Do you want your company to secure coverage on sites like TechCrunch, Time, and Wired? Before you send your next pitch, consider this: Journalists at some top-tier publications receive 500 pitches per week. Next, consider that 45 percent of these writers publish only one story per day.
How can your startup rise above this noise and improve your chances of securing press? I surveyed more than 500 digital publishers to find out. Here are 10 insights and action steps from my survey--and they don't start with writing a press release.
1. More we, less me
Seventy percent of writers would rather collaborate on a project than receive a finished asset in a pitch.
2. Offer exclusive research
Thirty-nine percent of writers want to cover a story that includes exclusive research; 27 percent want breaking news; 15 percent want emotional stories; and 19 percent want relevant content. Respondents also told us they'd like to receive content with unusual angles, actionable advice, and interesting data, as well as high arousal emotions like surprise and interest.
3. Provide a graphic
The top five requested content formats, in order, are articles, infographics, mixed-media pieces, data visualizations, and images. Meanwhile, fewer than 5 percent of publishers said they want a press release.
4. Establish a personal connection before you pitch
Sixty-four percent of writers said that having a personal connection is of at least some importance when they consider pitches.
5. Proofread, proofread, proofread
A whopping 85.2 percent of the publishers said they delete a pitch containing spelling/grammar errors, regardless of the quality of the content.
6. Avoid marketing speak

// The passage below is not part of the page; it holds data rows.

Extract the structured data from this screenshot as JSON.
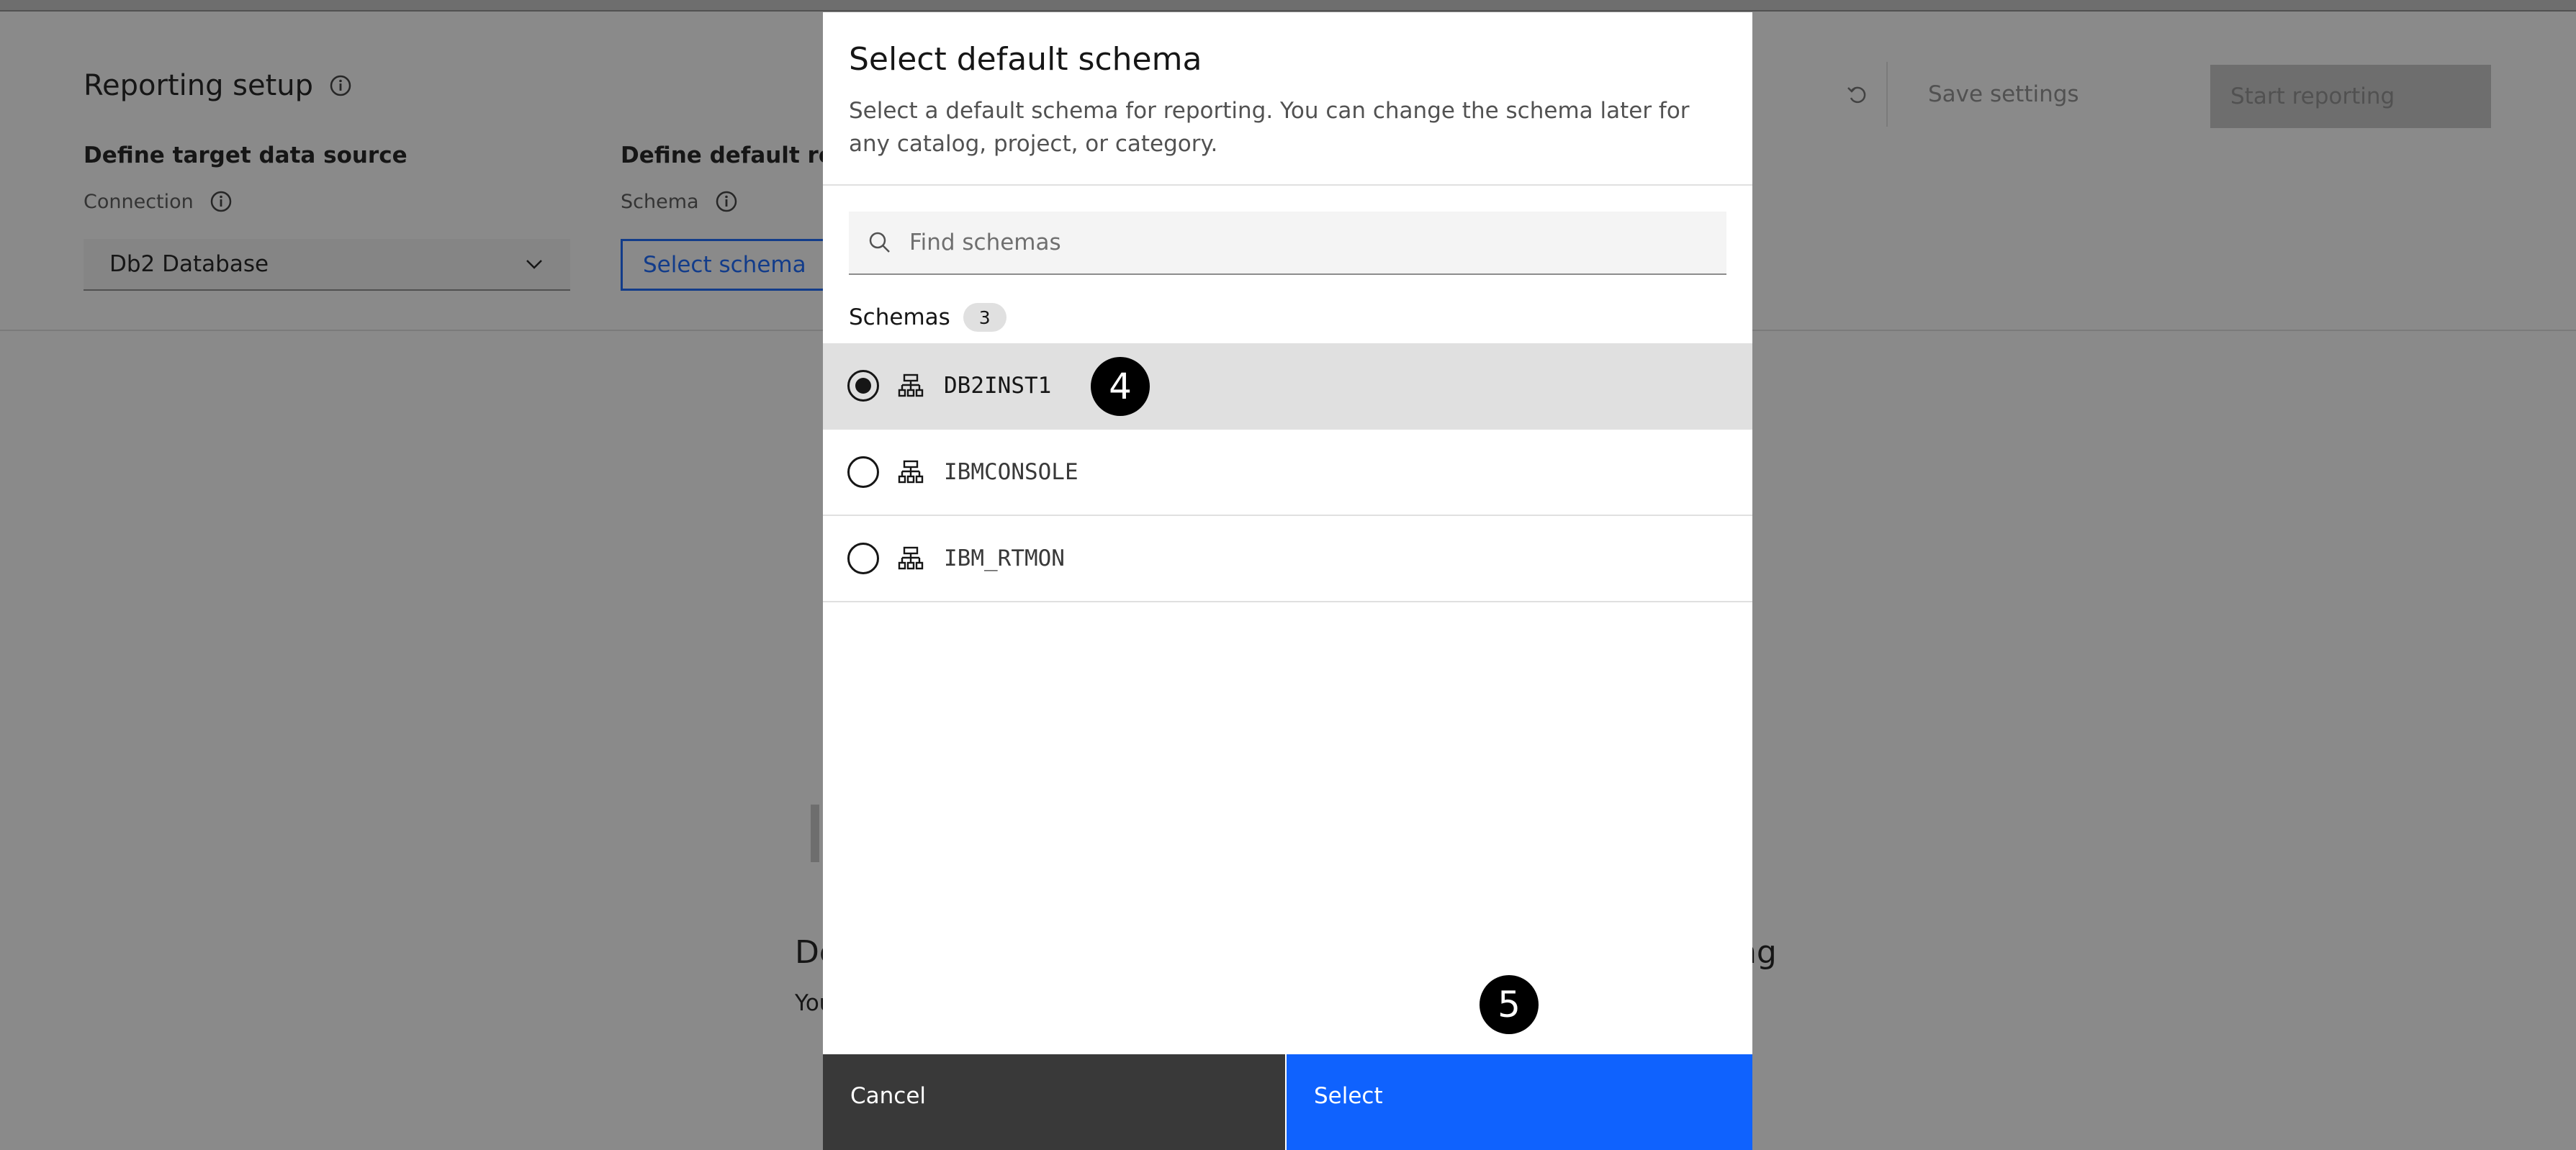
{
  "page": {
    "title": "Reporting setup",
    "save_label": "Save settings",
    "start_label": "Start reporting",
    "target_heading": "Define target data source",
    "connection_label": "Connection",
    "connection_value": "Db2 Database",
    "schema_heading": "Define default repo",
    "schema_label": "Schema",
    "schema_button": "Select schema",
    "empty_heading_left": "De",
    "empty_heading_right": "ng",
    "empty_text": "You"
  },
  "modal": {
    "title": "Select default schema",
    "description": "Select a default schema for reporting. You can change the schema later for any catalog, project, or category.",
    "search_placeholder": "Find schemas",
    "list_label": "Schemas",
    "count": "3",
    "schemas": [
      {
        "name": "DB2INST1",
        "selected": true
      },
      {
        "name": "IBMCONSOLE",
        "selected": false
      },
      {
        "name": "IBM_RTMON",
        "selected": false
      }
    ],
    "cancel_label": "Cancel",
    "select_label": "Select"
  },
  "annotations": {
    "step_4": "4",
    "step_5": "5"
  },
  "colors": {
    "primary": "#0f62fe",
    "secondary": "#393939",
    "selected_row": "#e0e0e0"
  }
}
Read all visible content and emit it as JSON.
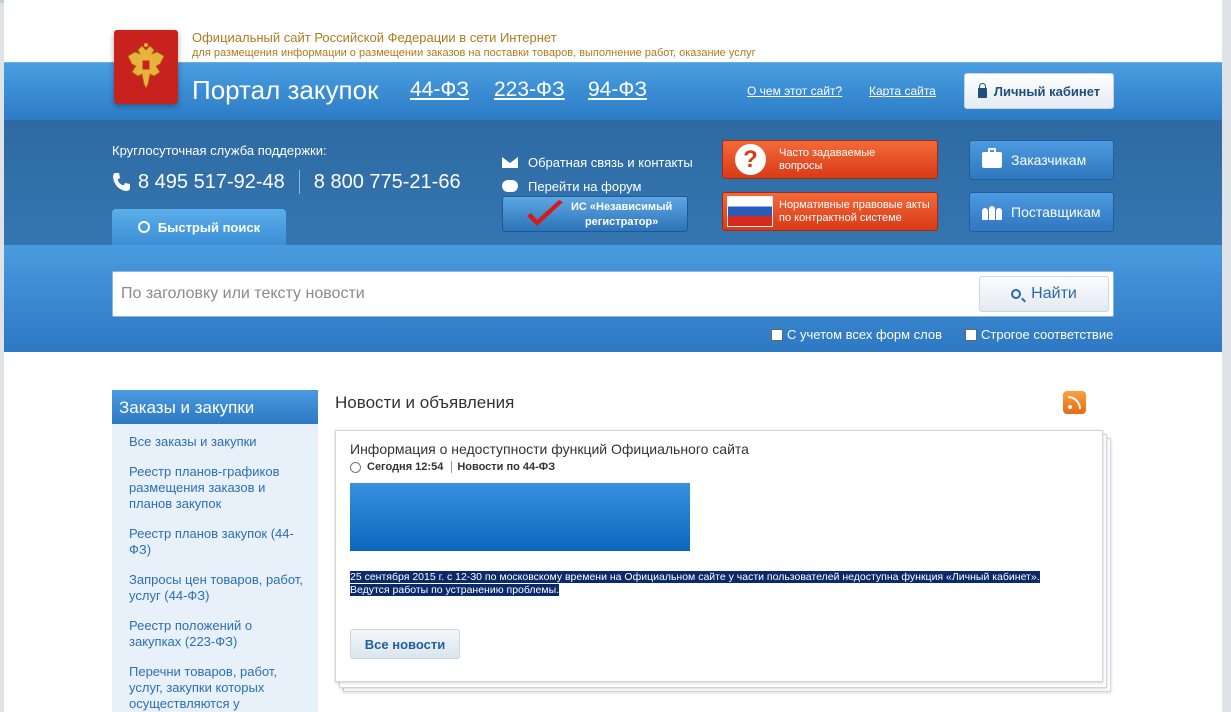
{
  "header": {
    "official_line1": "Официальный сайт Российской Федерации в сети Интернет",
    "official_line2": "для размещения информации о размещении заказов на поставки товаров, выполнение работ, оказание услуг",
    "portal_title": "Портал закупок",
    "laws": [
      "44-ФЗ",
      "223-ФЗ",
      "94-ФЗ"
    ],
    "about_link": "О чем этот сайт?",
    "sitemap_link": "Карта сайта",
    "cabinet_label": "Личный кабинет"
  },
  "support": {
    "label": "Круглосуточная служба поддержки:",
    "phone1": "8 495 517-92-48",
    "phone2": "8 800 775-21-66",
    "quick_search_tab": "Быстрый поиск"
  },
  "mid_links": {
    "feedback": "Обратная связь и контакты",
    "forum": "Перейти на форум",
    "registrar_line1": "ИС «Независимый",
    "registrar_line2": "регистратор»"
  },
  "red_buttons": {
    "faq_line1": "Часто задаваемые",
    "faq_line2": "вопросы",
    "acts_line1": "Нормативные правовые акты",
    "acts_line2": "по контрактной системе"
  },
  "side_buttons": {
    "customers": "Заказчикам",
    "suppliers": "Поставщикам"
  },
  "search": {
    "placeholder": "По заголовку или тексту новости",
    "value": "",
    "find_label": "Найти",
    "opt_wordforms": "С учетом всех форм слов",
    "opt_strict": "Строгое соответствие"
  },
  "left_menu": {
    "title": "Заказы и закупки",
    "items": [
      "Все заказы и закупки",
      "Реестр планов-графиков размещения заказов и планов закупок",
      "Реестр планов закупок (44-ФЗ)",
      "Запросы цен товаров, работ, услуг (44-ФЗ)",
      "Реестр положений о закупках (223-ФЗ)",
      "Перечни товаров, работ, услуг, закупки которых осуществляются у"
    ]
  },
  "news": {
    "section_title": "Новости и объявления",
    "item_title": "Информация о недоступности функций Официального сайта",
    "time": "Сегодня 12:54",
    "category": "Новости по 44-ФЗ",
    "body_line1": "25 сентября 2015 г. с 12-30 по московскому времени на Официальном сайте у части пользователей недоступна функция «Личный кабинет».",
    "body_line2": "Ведутся работы по устранению проблемы.",
    "all_news_label": "Все новости"
  },
  "colors": {
    "brand_blue": "#2d78c3",
    "dark_blue": "#2f6fa8",
    "accent_red": "#d93a17",
    "link_blue": "#2a6fb5",
    "gold_text": "#b07a1e"
  }
}
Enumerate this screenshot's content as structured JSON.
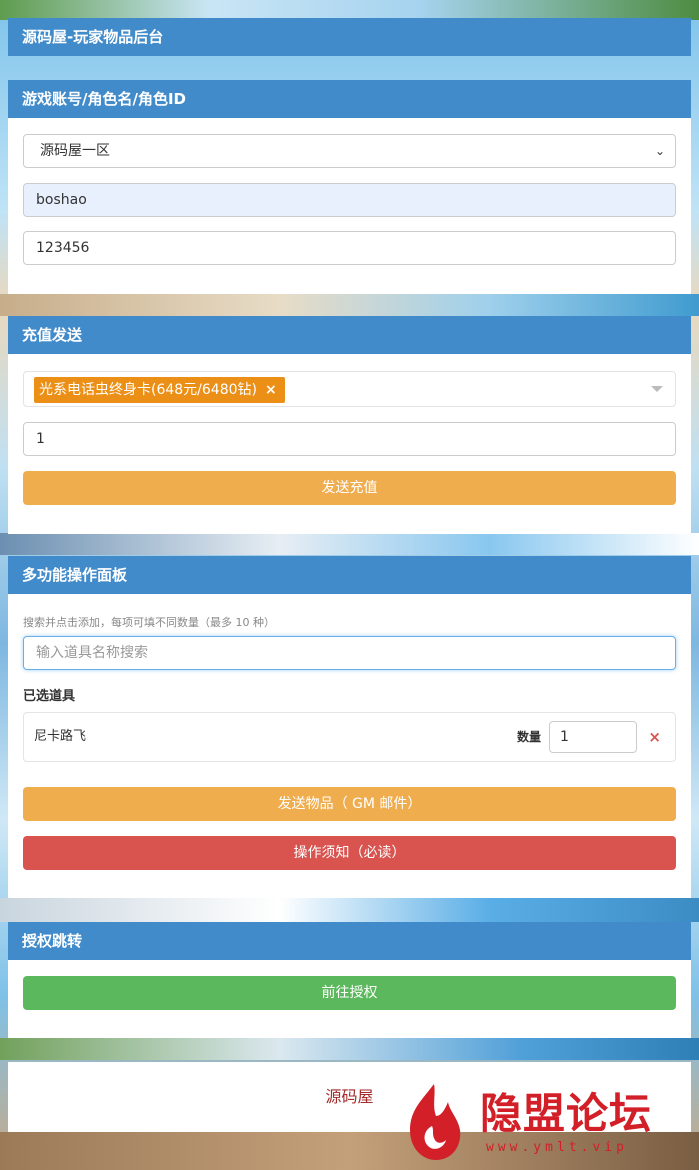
{
  "app": {
    "title": "源码屋-玩家物品后台"
  },
  "account_panel": {
    "title": "游戏账号/角色名/角色ID",
    "server_select": {
      "value": "源码屋一区"
    },
    "account_input": {
      "value": "boshao"
    },
    "role_id_input": {
      "value": "123456"
    }
  },
  "recharge_panel": {
    "title": "充值发送",
    "selected_tag": "光系电话虫终身卡(648元/6480钻)",
    "tag_remove": "×",
    "quantity_value": "1",
    "send_button": "发送充值"
  },
  "multi_panel": {
    "title": "多功能操作面板",
    "hint": "搜索并点击添加，每项可填不同数量（最多 10 种）",
    "search_placeholder": "输入道具名称搜索",
    "selected_label": "已选道具",
    "items": [
      {
        "name": "尼卡路飞",
        "qty_label": "数量",
        "qty": "1",
        "remove": "×"
      }
    ],
    "send_button": "发送物品（ GM 邮件）",
    "notice_button": "操作须知（必读）"
  },
  "auth_panel": {
    "title": "授权跳转",
    "goto_button": "前往授权"
  },
  "footer": {
    "text": "源码屋"
  },
  "watermark": {
    "text": "隐盟论坛",
    "url": "www.ymlt.vip",
    "color": "#d21f28"
  },
  "colors": {
    "header": "#428bca",
    "warning": "#f0ad4e",
    "danger": "#d9534f",
    "success": "#5cb85c",
    "tag": "#ec8f17"
  }
}
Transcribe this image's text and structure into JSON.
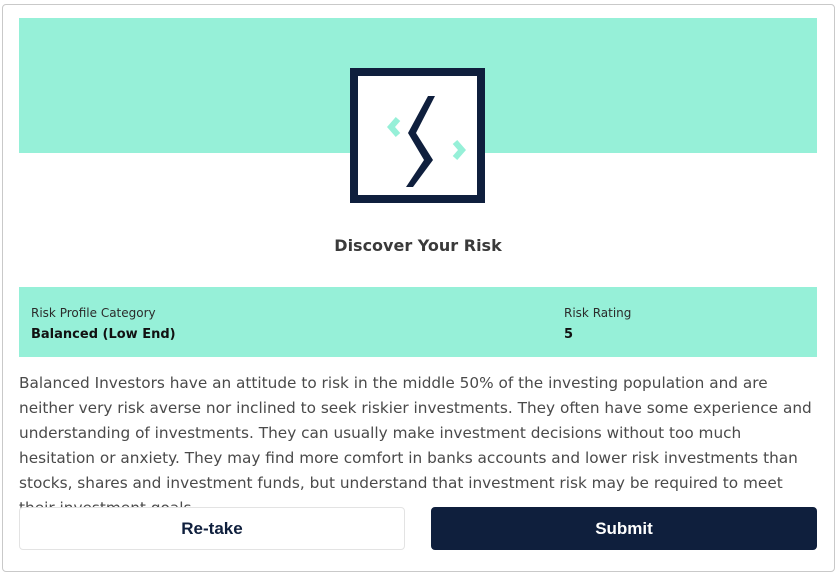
{
  "header": {
    "title": "Discover Your Risk",
    "logo_icon": "risk-logo-icon"
  },
  "profile": {
    "category_label": "Risk Profile Category",
    "category_value": "Balanced (Low End)",
    "rating_label": "Risk Rating",
    "rating_value": "5"
  },
  "description": "Balanced Investors have an attitude to risk in the middle 50% of the investing population and are neither very risk averse nor inclined to seek riskier investments. They often have some experience and understanding of investments. They can usually make investment decisions without too much hesitation or anxiety. They may find more comfort in banks accounts and lower risk investments than stocks, shares and investment funds, but understand that investment risk may be required to meet their investment goals.",
  "actions": {
    "retake_label": "Re-take",
    "submit_label": "Submit"
  },
  "colors": {
    "accent": "#96f0d8",
    "brand_dark": "#0f1f3d"
  }
}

Writers said the use of industry jargon--like "press release" and "pitch"--is a sure-fire way to land your email in the trash. You should also avoid vague superlatives like "revolutionary," "life-changing," "stunning," etc. Finally, writers want you to please refrain from using all caps. No one likes shouting, whether in-person or through text.
7. Send your pitch via email
Eighty-one percent of writers said they want to be pitched through email. Only 9 percent prefer social media, and 10 percent are split between phone calls and contact forms.
8. Your subject line is your call to action
Eighty-five percent of respondents said they open an email based on subject line. Keep yours short (6-10 words) and descriptive.
9. Keep it short and sweet
Eighty-eight percent of respondents said they prefer pitches that are fewer than 200 words. Only 12 percent want a pitch that is an in-depth explanation of more than 300 words.
10. The early bird gets the press
Sixty-nine percent of our survey participants told us they prefer to receive pitches in the morning, 22 percent prefer the afternoon, and only 9 percent prefer the evening.